DMS makes a point
of staying informed
about the latest
New Federal Minimum Energy Efficiency Regulations
After January 26, 2006, all air conditioners and heat pumps
manufactured must meet the minimum efficiency standard of 13
SEER (Seasonal Energy Efficiency Ratio). SEER is to air conditioning
what MPG (Miles per Gallon) is to automobiles.
In 1992 the U.S. Department of Energy (DOE) mandated that air
conditioners have a minimum efficiency rating of 10 SEER. In 2000
under the National Appliance Energy Conservation Act (NAECA),
the DOE announce it was time to up the minimum SEER. The debate
centered on whether the minimum efficiency standard should be 12
or 13 SEER. The Clinton administration decided late in its last term
that it should be 13 SEER. The Air Conditioning industry watchdog
(ARI) decided not to challenge the ruling for the good of the industry
which had to start making plans to meet the new mandate.
After January 26, 2006 can air conditioners with less than 13
SEER be purchased?
Yes. All air conditioners in the pipeline (units already manufactured
but not yet installed) can be installed. When the inventory runs out
that will be the end of installing all air conditioners with an SEER of
less than 13.
What's the big deal?
- Air Conditioners with SEER's of 13 or more are physically
larger.

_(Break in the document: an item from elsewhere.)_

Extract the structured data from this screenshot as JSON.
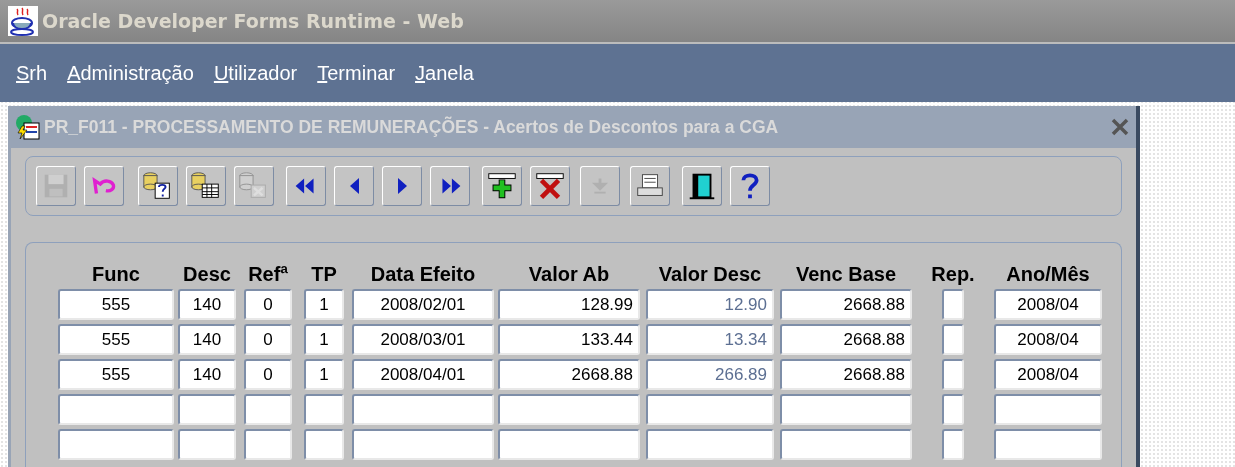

Contractors cannot fill many of these air conditioners in
their vans. They will have to use large vans or pickup trucks.
Without adding space contractors will not be able to stock as
many air conditioners. For the consumer, if the existing air
conditioner lives in a tight location, a replacement may not fit
back. Or the replacement may stick up in front of a window.
- Matching indoor cooling coils are physically larger. The 13 plus
SEER air conditioners are not compatible with most older,
indoor, cooling coils. With the existing installation of the
cooling coil over the gas furnace there may not be space for the
new cooling coil. This will necessitate a new gas furnace. If the
coiling coil is in an air hander then most likely a new air
handler will be required when purchasing a new air conditioner
or heat pump. The old adage, "one thing leads to another" will
ring true when replacing an air conditioner or heat pump.
- High velocity air conditioning systems using Space Pak or
Unico products may require field modifications to insure
- Purchasing a new air conditioner will be more expensive.
- The consumer will benefit with reduced electrical usage costs.
Phaseout Schedule for HCFCs Including R-22
Under the terms of the Montreal Protocol, the U.S. agreed to meet
certain obligations by specific dates that will affect the residential
heat pump and air-conditioning industry:
January 1, 2004:
In accordance with the terms of the Montreal Protocol, the amount of
all HCFCs that can be produced nationwide must be reduced by 35%
by 2004. In order to achieve this goal, the U.S. is ceasing production
of HCFC-141b the most ozone damaging of this class of chemicals,
on January 1, 2003. This production ban will greatly reduce
nationwide use of HCFCs as a group, making it likely that the 2004
deadline will have a minimal effect on R-22 supplies.
January 1, 2010:
After 2010, chemical manufacturers may still produce R-22 to service
existing equipment, but not for in new equipment. As a result, HVAC
system manufacturers will only be able to use pre-existing supplies of
R-22 to produce new air conditioners and heat pump. These existing
supplies would include R-22 recovered from existing equipment and
January 1, 2020:
Use of existing refrigerant, including refrigerant that has been
recovered and recycled, will be allowed beyond 2020 to service
existing systems, but chemical manufacturers will no longer be able
to produce R-22 to service existing air conditioners and heat pumps.